Before Pang Xue Jie arrived in Kuala Lumpur for the World Team Table Tennis Championships, he could have been forgiven for expecting to play only a bit-part role.
After all, sport had taken a back seat after he was called up for national service in 2014. While others trained twice daily, he managed only single sessions.
But yesterday, with Singapore's best player Gao Ning out with a sprained ankle, Pang was asked to step into the breach - against third seeds Japan, no less.

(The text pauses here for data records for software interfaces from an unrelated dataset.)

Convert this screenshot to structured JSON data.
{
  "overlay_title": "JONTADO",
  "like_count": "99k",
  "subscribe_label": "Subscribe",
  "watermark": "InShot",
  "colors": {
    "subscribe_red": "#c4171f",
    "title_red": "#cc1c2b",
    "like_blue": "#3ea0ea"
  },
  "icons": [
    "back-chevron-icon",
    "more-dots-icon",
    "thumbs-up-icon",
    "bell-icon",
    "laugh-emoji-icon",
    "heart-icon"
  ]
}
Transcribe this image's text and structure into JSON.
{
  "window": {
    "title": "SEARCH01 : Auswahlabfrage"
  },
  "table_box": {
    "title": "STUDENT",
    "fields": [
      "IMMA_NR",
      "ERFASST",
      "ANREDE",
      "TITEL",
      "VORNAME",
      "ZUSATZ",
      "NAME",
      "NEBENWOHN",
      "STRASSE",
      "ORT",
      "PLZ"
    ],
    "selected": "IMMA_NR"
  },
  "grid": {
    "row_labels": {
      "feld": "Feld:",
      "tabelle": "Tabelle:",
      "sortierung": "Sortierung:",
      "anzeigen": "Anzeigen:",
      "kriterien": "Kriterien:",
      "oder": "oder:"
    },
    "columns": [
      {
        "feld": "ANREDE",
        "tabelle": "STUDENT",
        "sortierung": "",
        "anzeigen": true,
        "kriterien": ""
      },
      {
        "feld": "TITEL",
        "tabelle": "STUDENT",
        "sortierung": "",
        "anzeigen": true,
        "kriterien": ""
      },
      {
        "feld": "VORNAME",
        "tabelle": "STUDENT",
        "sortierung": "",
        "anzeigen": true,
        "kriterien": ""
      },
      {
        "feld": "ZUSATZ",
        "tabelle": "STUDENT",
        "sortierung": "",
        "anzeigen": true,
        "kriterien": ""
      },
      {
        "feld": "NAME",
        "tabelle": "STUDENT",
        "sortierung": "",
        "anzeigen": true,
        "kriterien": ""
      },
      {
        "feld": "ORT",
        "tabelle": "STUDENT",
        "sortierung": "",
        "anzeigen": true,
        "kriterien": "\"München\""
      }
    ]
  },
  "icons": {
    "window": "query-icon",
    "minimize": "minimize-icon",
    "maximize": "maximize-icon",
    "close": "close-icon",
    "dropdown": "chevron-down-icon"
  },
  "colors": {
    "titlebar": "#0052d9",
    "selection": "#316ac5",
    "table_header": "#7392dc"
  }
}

The 22-year-old did not disappoint, even though Singapore lost 1-3. Pang, the world No. 334, made a mockery of the rankings as he dismantled Japan's world No. 14 Koki Niwa, a former world junior champion and Youth Olympic Games gold medallist, 11-4, 2-11, 11-8, 2-11, 11-8 in the first singles.
Niwa tried but simply could not handle the Singaporean's serve and rapid returns.
The magnitude of Pang's achievement still had not set in as he arrived at the mixed zone in the Malawati stadium looking slightly startled.
"Initially my aim was to not look too bad. (On Sunday) Gao Ning was giving me some advice on how to play him (Niwa) and cope with his serve, and I just stuck to our strategy," said Pang, whose last international outing was the Commonwealth Championships in December. "It's the biggest win of my career."
That set the tone for 22nd seeds Singapore. The Republic had no one ranked in the top 100, while Japan's players were in the top 30.
But Yang Zi and Clarence Chew both took their opponents to the full five games before losing.
Yang fell to world No. 20 Yuya Oshima 7-11, 14-12, 12-10, 8-11, 4-11, then lost the deciding fourth singles to Niwa (11-8, 8-11, 7-11, 11-7, 3-11).
Chew fell to world No. 24 Maharu Yoshimura 11-9, 12-14, 4-11, 11-6, 9-11.
While the win was a shot in the arm, Pang, who will complete his NS in June, said he has yet to think about life post-NS.
"Being able to beat such a strong opponent despite the lack of training gives me confidence but I still haven't decided if I want to train full-time," he said.
The men played Portugal in the evening, but there was no upset as the fifth seeds ran out 3-0 winners against Pang, Chew and debutant Ethan Poh.
The Singaporeans play Belarus today and Ukraine on Wednesday, although the odds will be stacked against them.
Singapore Table Tennis Association senior high performance manager Eddy Tay said Gao remains a doubt for both ties.
After a thrilling finale to Day One, the second day of competition proceeded with nary a hitch for the women's team as they easily defeated Belarus 3-1.
Feng Tianwei notched two points for the Republic. First she dismissed Alexandra Privalova 11-2, 11-3, 11-2. Then she beat right-handed chopper Viktoria Pavlovich - with whom she held a 3-3 head-to-head record before yesterday - 11-4, 11-5, 11-1.
Yu Mengyu, building on from her decisive fifth singles win over Ukraine on Sunday, also defeated Pavlovich in the second singles 12-10, 11-5, 11-5.
Yee Herng Hwee, in her first world team championships match, started brightly against Daria Trigolos but eventually succumbed 11-9, 3-11, 11-6, 4-11, 5-11.
The performances left Singapore coach Chen Zhibin in a good mood. He said: "Today was good, I could sit better during the matches.
"Mengyu did very well. She is coming into her own, getting a hold of the tempo and rhythm. Tianwei is also hitting top form after yesterday's win. Even Herng Hwee could have won today. She just lacks the experience on this stage.
"Looking at the team's progress, I'm confident going into the next two group matches."
The women play Poland today, before ending the group stage with a clash against third seeds the Netherlands - Chen's former charges - tomorrow.
Correction note: An earlier version of the story stated that Koki Niwa is ranked 220 places higher than Pang Xue Jie. This is incorrect and the figure should be 320 instead.